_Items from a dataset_
• • • • • • •

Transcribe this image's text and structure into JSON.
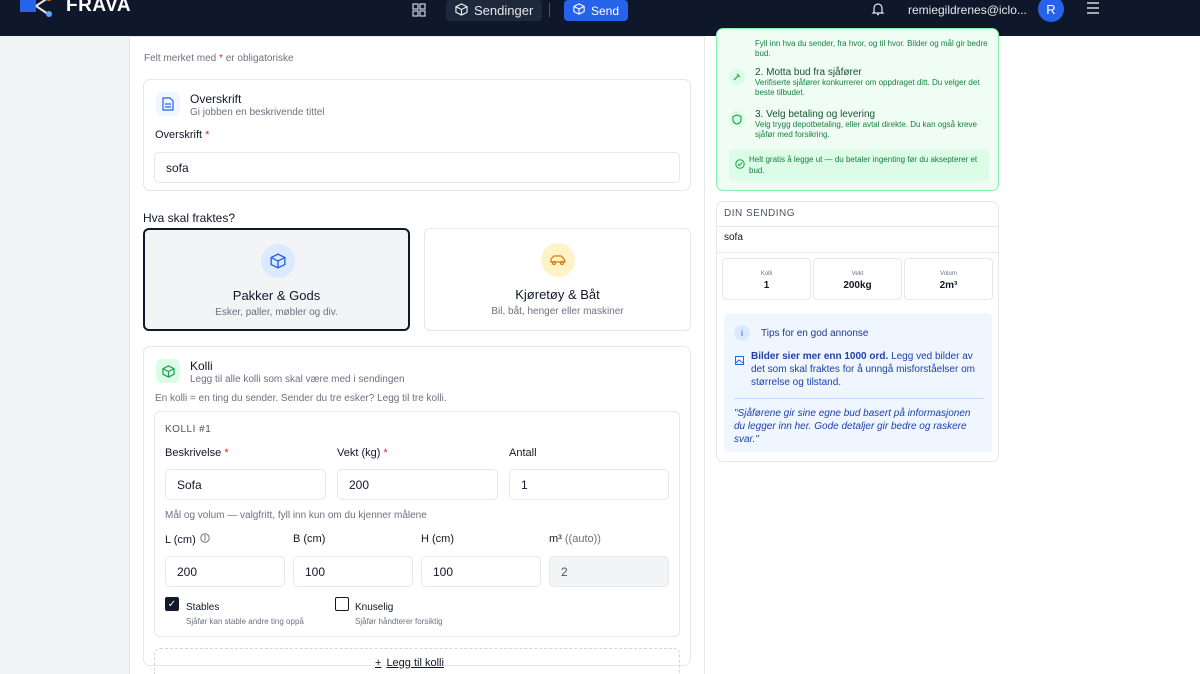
{
  "topbar": {
    "brand": "FRAVA",
    "nav_list_label": "Sendinger",
    "nav_send_label": "Send",
    "user_email": "remiegildrenes@iclo...",
    "avatar_initial": "R"
  },
  "form": {
    "required_note": "Felt merket med",
    "required_note_tail": "er obligatoriske",
    "heading_section": {
      "title": "Overskrift",
      "subtitle": "Gi jobben en beskrivende tittel",
      "field_label": "Overskrift",
      "value": "sofa"
    },
    "cargo_question": "Hva skal fraktes?",
    "cargo_options": [
      {
        "title": "Pakker & Gods",
        "subtitle": "Esker, paller, møbler og div.",
        "selected": true
      },
      {
        "title": "Kjøretøy & Båt",
        "subtitle": "Bil, båt, henger eller maskiner",
        "selected": false
      }
    ],
    "kolli_section": {
      "title": "Kolli",
      "subtitle": "Legg til alle kolli som skal være med i sendingen",
      "hint": "En kolli = en ting du sender. Sender du tre esker? Legg til tre kolli.",
      "item_title": "KOLLI #1",
      "description_label": "Beskrivelse",
      "description_value": "Sofa",
      "weight_label": "Vekt (kg)",
      "weight_value": "200",
      "count_label": "Antall",
      "count_value": "1",
      "dims_note": "Mål og volum — valgfritt, fyll inn kun om du kjenner målene",
      "length_label": "L (cm)",
      "length_value": "200",
      "width_label": "B (cm)",
      "width_value": "100",
      "height_label": "H (cm)",
      "height_value": "100",
      "volume_label": "m³",
      "volume_hint": "((auto))",
      "volume_value": "2",
      "stackable_label": "Stables",
      "stackable_desc": "Sjåfør kan stable andre ting oppå",
      "stackable_checked": true,
      "fragile_label": "Knuselig",
      "fragile_desc": "Sjåfør håndterer forsiktig",
      "fragile_checked": false,
      "add_kolli_label": "Legg til kolli"
    }
  },
  "sidebar": {
    "steps": [
      {
        "title": "",
        "desc": "Fyll inn hva du sender, fra hvor, og til hvor. Bilder og mål gir bedre bud."
      },
      {
        "title": "2. Motta bud fra sjåfører",
        "desc": "Verifiserte sjåfører konkurrerer om oppdraget ditt. Du velger det beste tilbudet."
      },
      {
        "title": "3. Velg betaling og levering",
        "desc": "Velg trygg depotbetaling, eller avtal direkte. Du kan også kreve sjåfør med forsikring."
      }
    ],
    "free_note": "Helt gratis å legge ut — du betaler ingenting før du aksepterer et bud.",
    "summary_heading": "DIN SENDING",
    "summary_title": "sofa",
    "stats": [
      {
        "label": "Kolli",
        "value": "1"
      },
      {
        "label": "Vekt",
        "value": "200kg"
      },
      {
        "label": "Volum",
        "value": "2m³"
      }
    ],
    "tips_title": "Tips for en god annonse",
    "tip_bold": "Bilder sier mer enn 1000 ord.",
    "tip_text": "Legg ved bilder av det som skal fraktes for å unngå misforståelser om størrelse og tilstand.",
    "quote": "\"Sjåførene gir sine egne bud basert på informasjonen du legger inn her. Gode detaljer gir bedre og raskere svar.\"",
    "colors": {
      "accent": "#2563eb",
      "green": "#16a34a",
      "topbar": "#0f172a"
    }
  }
}
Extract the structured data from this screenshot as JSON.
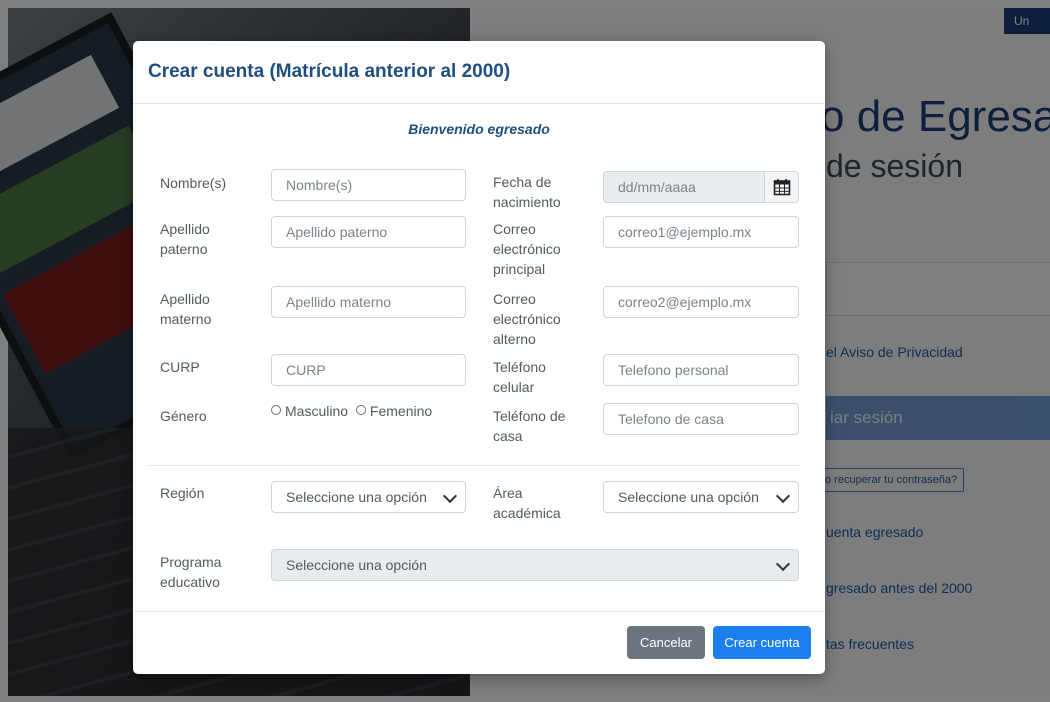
{
  "background": {
    "top_button": "Un",
    "title": "o de Egresad",
    "subtitle": "de sesión",
    "privacy_link": "el Aviso de Privacidad",
    "login_button": "iar sesión",
    "recover_link": "o recuperar tu contraseña?",
    "links": [
      "uenta egresado",
      "gresado antes del 2000",
      "tas frecuentes"
    ]
  },
  "modal": {
    "title": "Crear cuenta (Matrícula anterior al 2000)",
    "welcome": "Bienvenido egresado",
    "fields": {
      "nombre": {
        "label": "Nombre(s)",
        "placeholder": "Nombre(s)"
      },
      "apellido_paterno": {
        "label": "Apellido paterno",
        "placeholder": "Apellido paterno"
      },
      "apellido_materno": {
        "label": "Apellido materno",
        "placeholder": "Apellido materno"
      },
      "curp": {
        "label": "CURP",
        "placeholder": "CURP"
      },
      "genero": {
        "label": "Género",
        "options": [
          "Masculino",
          "Femenino"
        ]
      },
      "fecha_nacimiento": {
        "label": "Fecha de nacimiento",
        "placeholder": "dd/mm/aaaa"
      },
      "correo_principal": {
        "label": "Correo electrónico principal",
        "placeholder": "correo1@ejemplo.mx"
      },
      "correo_alterno": {
        "label": "Correo electrónico alterno",
        "placeholder": "correo2@ejemplo.mx"
      },
      "telefono_celular": {
        "label": "Teléfono celular",
        "placeholder": "Telefono personal"
      },
      "telefono_casa": {
        "label": "Teléfono de casa",
        "placeholder": "Telefono de casa"
      },
      "region": {
        "label": "Región",
        "value": "Seleccione una opción"
      },
      "area_academica": {
        "label": "Área académica",
        "value": "Seleccione una opción"
      },
      "programa_educativo": {
        "label": "Programa educativo",
        "value": "Seleccione una opción"
      }
    },
    "buttons": {
      "cancel": "Cancelar",
      "create": "Crear cuenta"
    }
  },
  "icons": {
    "calendar": "calendar-icon",
    "chevron": "chevron-down-icon"
  },
  "colors": {
    "title": "#1f4f7f",
    "primary_button": "#1b7ff0",
    "cancel_button": "#6c757d",
    "brand_blue": "#1d3f7a"
  }
}
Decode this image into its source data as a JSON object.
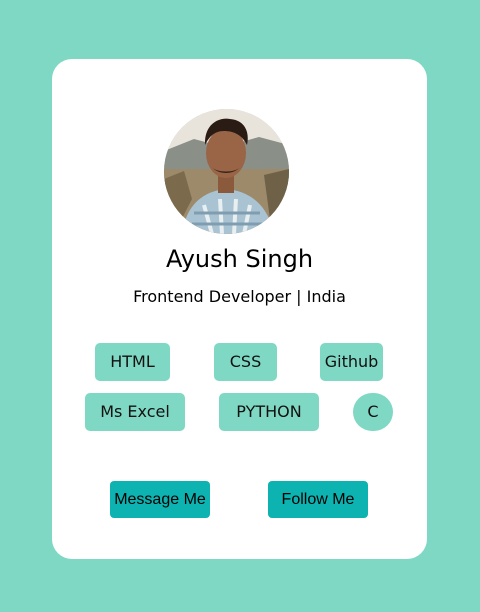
{
  "profile": {
    "name": "Ayush Singh",
    "subtitle": "Frontend Developer | India"
  },
  "skills": [
    "HTML",
    "CSS",
    "Github",
    "Ms Excel",
    "PYTHON",
    "C"
  ],
  "actions": {
    "message_label": "Message Me",
    "follow_label": "Follow Me"
  },
  "colors": {
    "background": "#7fd8c4",
    "card": "#ffffff",
    "skill_chip": "#7fd8c4",
    "button": "#0db3b1"
  }
}
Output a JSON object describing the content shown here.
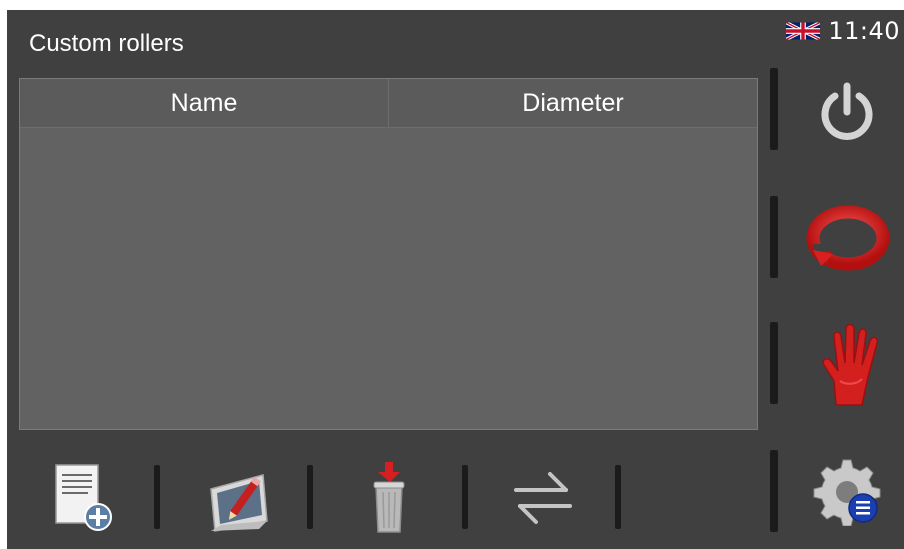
{
  "screen": {
    "title": "Custom rollers"
  },
  "status": {
    "language": "English (UK)",
    "language_icon": "uk-flag-icon",
    "time": "11:40"
  },
  "table": {
    "columns": [
      "Name",
      "Diameter"
    ],
    "rows": []
  },
  "side_buttons": [
    {
      "name": "power-button",
      "icon": "power-icon"
    },
    {
      "name": "reset-button",
      "icon": "reset-arrow-icon"
    },
    {
      "name": "stop-button",
      "icon": "red-hand-icon"
    },
    {
      "name": "settings-button",
      "icon": "gear-list-icon"
    }
  ],
  "bottom_buttons": [
    {
      "name": "add-roller-button",
      "icon": "document-add-icon"
    },
    {
      "name": "edit-roller-button",
      "icon": "pencil-edit-icon"
    },
    {
      "name": "delete-roller-button",
      "icon": "trash-icon"
    },
    {
      "name": "swap-button",
      "icon": "swap-arrows-icon"
    }
  ],
  "colors": {
    "background": "#404040",
    "table": "#626262",
    "accent_red": "#d21c1c"
  }
}
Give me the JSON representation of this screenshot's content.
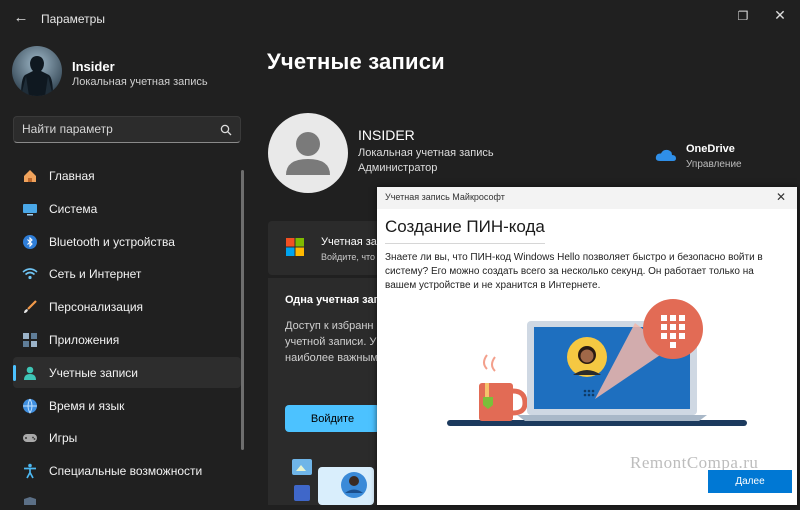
{
  "window": {
    "title": "Параметры"
  },
  "profile": {
    "name": "Insider",
    "type": "Локальная учетная запись"
  },
  "search": {
    "placeholder": "Найти параметр"
  },
  "nav": {
    "items": [
      {
        "label": "Главная",
        "icon": "home-icon"
      },
      {
        "label": "Система",
        "icon": "system-icon"
      },
      {
        "label": "Bluetooth и устройства",
        "icon": "bluetooth-icon"
      },
      {
        "label": "Сеть и Интернет",
        "icon": "wifi-icon"
      },
      {
        "label": "Персонализация",
        "icon": "brush-icon"
      },
      {
        "label": "Приложения",
        "icon": "apps-icon"
      },
      {
        "label": "Учетные записи",
        "icon": "person-icon",
        "active": true
      },
      {
        "label": "Время и язык",
        "icon": "globe-icon"
      },
      {
        "label": "Игры",
        "icon": "gamepad-icon"
      },
      {
        "label": "Специальные возможности",
        "icon": "accessibility-icon"
      }
    ]
  },
  "main": {
    "title": "Учетные записи",
    "account": {
      "name": "INSIDER",
      "type": "Локальная учетная запись",
      "role": "Администратор"
    },
    "onedrive": {
      "title": "OneDrive",
      "subtitle": "Управление"
    },
    "ms_card": {
      "title": "Учетная за",
      "subtitle": "Войдите, что"
    },
    "one_account": {
      "heading": "Одна учетная запи",
      "lines": [
        "Доступ к избранн",
        "учетной записи. У",
        "наиболее важным"
      ],
      "button": "Войдите"
    }
  },
  "dialog": {
    "bar_title": "Учетная запись Майкрософт",
    "title": "Создание ПИН-кода",
    "body": "Знаете ли вы, что ПИН-код Windows Hello позволяет быстро и безопасно войти в систему? Его можно создать всего за несколько секунд. Он работает только на вашем устройстве и не хранится в Интернете.",
    "next": "Далее"
  },
  "watermark": "RemontCompa.ru",
  "colors": {
    "accent": "#4cc2ff",
    "dialog_button": "#0078d4",
    "illustration_blue": "#1e6fbf",
    "illustration_red": "#e26b55"
  }
}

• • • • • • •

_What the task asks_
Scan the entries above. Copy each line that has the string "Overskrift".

_Response_
      "title": "Overskrift",
      "field_label": "Overskrift",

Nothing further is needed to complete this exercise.